Sheri commented on Big things this Spring, guys. Big Things.
Ariel Hyatt commented on Week #4 - Social Media Must Haves #MSI9W3
Fintan & Mad commented on Week #4 - Social Media Must Haves #MSI9W3
Carla Lynne Hall commented on Week #1 - Getting Mentally Prepared. #MSI9W3
Samantha Farbman commented on Week #6 - Connecting With Your Fans Via Your Newsletter Lists & Conducting Surveys #MSI9W2
So this is going to be a "getting to know Rachel" post in addition to an Ariel-related one.
I get that there are people who aren't into the internet. I'm not one of them.
I remember my first experiences with the internet. My Dad introduced me to the BBS back in the 80's. Then we had Prodigy. Then I begged and begged and we got AOL, much to my Dad's chagrin. I took a typing class in school, but I really learned to type in the Sailor Moon Chat Rooms on AOL. (1996, what's up?!) Then in college AIM was THE thing. So when Facebook and Myspace started to gain acceptance, I was all over them. I've had Facebook since it was only available to college students, and Myspace since moving down to Delaware 5 years ago. These tools have actually made me some of my dearest friends and sent me on trips to other states and countries where I might not have been able to go. I'm all about Social Media.
Also, well, there are the stories that gave me the courage to do this in the first place. I'd been an idiot for years, waiting for some big record company exec to come find me. Then two artists helped me figure out that there was another way.

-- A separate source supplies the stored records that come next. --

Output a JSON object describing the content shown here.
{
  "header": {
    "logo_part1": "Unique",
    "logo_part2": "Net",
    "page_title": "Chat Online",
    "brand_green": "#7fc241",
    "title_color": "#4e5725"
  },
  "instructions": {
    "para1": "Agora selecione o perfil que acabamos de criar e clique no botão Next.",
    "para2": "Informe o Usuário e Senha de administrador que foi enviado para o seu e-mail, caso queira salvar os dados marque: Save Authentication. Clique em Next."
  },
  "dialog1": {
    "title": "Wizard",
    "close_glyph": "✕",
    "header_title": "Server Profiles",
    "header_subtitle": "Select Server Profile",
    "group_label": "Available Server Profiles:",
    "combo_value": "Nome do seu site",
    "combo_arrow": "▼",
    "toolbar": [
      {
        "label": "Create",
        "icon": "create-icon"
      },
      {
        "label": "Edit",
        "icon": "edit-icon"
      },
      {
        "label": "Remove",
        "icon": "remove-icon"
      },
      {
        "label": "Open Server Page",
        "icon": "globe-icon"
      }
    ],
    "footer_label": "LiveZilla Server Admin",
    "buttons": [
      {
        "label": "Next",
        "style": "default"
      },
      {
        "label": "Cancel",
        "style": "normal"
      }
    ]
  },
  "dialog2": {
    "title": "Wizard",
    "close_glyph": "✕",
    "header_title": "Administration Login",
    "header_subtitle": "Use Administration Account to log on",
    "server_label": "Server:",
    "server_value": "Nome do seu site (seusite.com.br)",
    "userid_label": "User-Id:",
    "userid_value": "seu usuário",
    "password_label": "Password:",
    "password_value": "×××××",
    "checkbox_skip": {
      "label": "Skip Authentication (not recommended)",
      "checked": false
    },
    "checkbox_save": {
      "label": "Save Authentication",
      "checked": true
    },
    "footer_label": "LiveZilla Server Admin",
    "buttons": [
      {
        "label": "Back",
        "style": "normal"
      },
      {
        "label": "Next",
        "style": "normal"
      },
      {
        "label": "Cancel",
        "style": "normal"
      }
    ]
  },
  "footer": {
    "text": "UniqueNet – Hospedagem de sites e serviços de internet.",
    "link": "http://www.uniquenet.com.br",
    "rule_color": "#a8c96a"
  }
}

1) OK Go. They're my favorite band, period. They have been for years, long before anyone ever thought about dancing on treadmills, and they're fully aware of this fact. For some crazy reason, Radio does not like them. For some even crazier reason, this was somehow an excuse for the major label where they'd been signed to ignore their existence. This makes no sense. If you are a major label, and you have an investment in a band, you ought to be doing things to promote that band. If Radio isn't working, then try something else. But Major Label In Question was not on that bandwagon. So OK Go took things in their own hands. They put out a video for A Million Ways, where they danced in the lead singer's backyard in a routine choreographed by his big sister, and by accident it became a viral hit. MLIQ was not happy, but they let it slide. So then they figured if they could do it by accident, they could do it on purpose, and then created The Treadmill Video. MLIQ wasn't going to let it see the light of day, but they didn't care. They put it out anyway. It went so viral it defined the idea of a Viral Video. They sold more copies of their CD after that video than they did in the initial relase, more than a year thereafter. They have proven that someone with talent and a good idea can break the mould of traditional methods of promotion.
Lessons Learned: I don't have to depend on some major label discovering me and finding some way to make me appealing, because even if I do get signed to one they aren't actually going to protect their investments. Also, I don't have to be a skinny, blonde dancer who can't sing. There can be another way.
2) Ingrid Michaelson. I've known Ingrid for years. Well, let me rephrase. We went to the same college and were in shows and theater companies and social circles together. I first met her because she lived on the same floor as a guy I was dating when I was a senior in high school. I think very highly of her as a person and as an artist. Then, a few years after college, she just plain blew up. See, she put up a myspace with her music. The right people heard it, and the next thing she knew her songs were being played on Grey's Anatomy and Old Navy commercials (at least that's how the Wall Street Journal reported things). Whoa. That was a huge wake up call for me. Ingrid didn't wait to be discovered. She produced her own CD, put it out there for the world, and the world responded.
Lessons Learned: The internet is a powerful tool. It is possible to do this without any kind of label backing whatsoever now.
These lessons in the power of the Internet and Social Networking gave me the courage I needed to start pursuing Singing as a career in the first place. So I have a Myspace, I created a Facebook FanPage as soon as anyone was allowed to, and I have profiles all over the freaking net. You don't have to ask me twice.
This week's lessons are geared mostly towards Musicians who are afraid of using the Net to market themselves, and I did a lot of the "make your brand match all over the net" last week, but I still was able to glean a few very valuable ideas from the chapter.
So that's that. Next week is all about blogging.
UPDATES for this go around: This week was harder to implement into my longterm routine than I could've ever expected. I've tried adding an RSS reader to my phone, I've tried loads of things, and yet since making my internet browsing an assignment, I cannot get myself to keep up with it. I'm a tad ashamed. But we shall persevere and keep trying. Tumblr still remains a total mystery to me.